Galleries and Proceedings
Propose a Conference
Conferences and Events
The Biochemical Society provides an extensive range of events, including scientific conferences, outreach activities, medal lectures and policy and education events.
> Intrinsically disordered proteins
Intrinsically disordered proteins
26—27 March 2012
University of York, UK
A Biochemical Society Focused Meeting
Up to half of all human proteins contain regions that are intrinsically disordered. This meeting aims to bring together researchers interested in such proteins (on both experimental and theoretical sides), to develop a coherent view of their structural details and function, and to facilitate networking.
New Methods for studying intrinsically disordered proteins
Intrinsic Disorder Disease
Intrinsic disorder and functional regulation
Protein-protein interactions and intrinsic disorder
Reviews by the speakers, based on their presentations at this major international meeting, will be published exclusively in
Biochemical Society Transactions
(Volume 40, part 5).
30 January 2012
Online abstract submission is now closed.
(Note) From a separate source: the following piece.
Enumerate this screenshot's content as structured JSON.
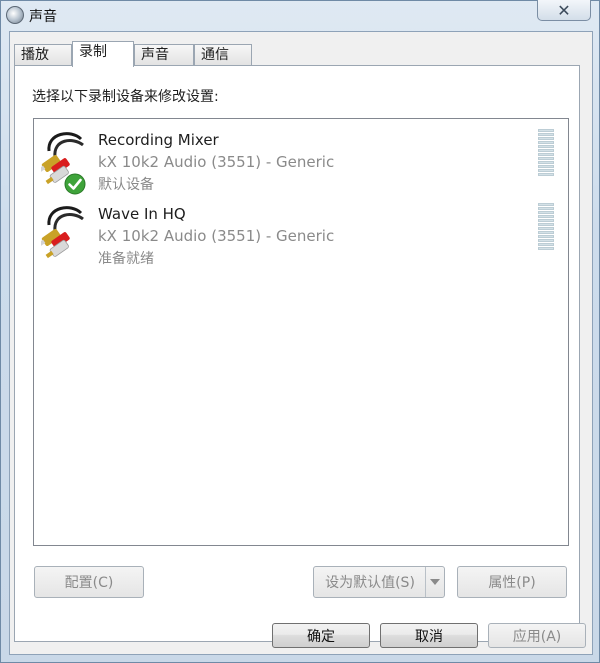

If you wish to submit an abstract please contact the Conference Office
. Late abstracts will not appear in the programme book.
Earlybird registration deadline:
27 February 2012
Registration for this Conference has now reached capacity. If you would like to be added to the waiting list, please contact the
Not a member of the Biochemical Society?
up to £100
on your registration fee.
Cindy Schulenburg (ETH Zürich, Switzerland) won the British Biophysical Society poster prize for the poster entitled ‘
Laboratory evolution of an intrinsically disordered enzyme
The Biochemical Society Oral Communication prize was won by Roy Beck-Barkai (Tel-Aviv University, Israel) for his oral communication titled ‘Structures and interactions in 'bottlebrush' Neurofilaments: the role of charged disordered proteins in forming hydrogel networks’.
Approved by the Society of Biology for the purpose of CPD, this event may be counted as 36 CPD credits.
'Eureka Moments: The protein that disappeared'
As part of our centenary celebrations, a number of the Society’s Honorary Members have been asked to talk about the important moments in their careers and the future of the discipline.
The third to be released is that of Tim Hunt who spoke to Hugh Pelham about discovering the protein that disappeared.
Watch the interview now!
The British Biophysical Society will award a prize of £100 to the best poster presented at this meeting by a researcher in the early stages of their career (post-graduate or first post-doctoral position).
Biochemical Society Contact Details
© Biochemical Society 2015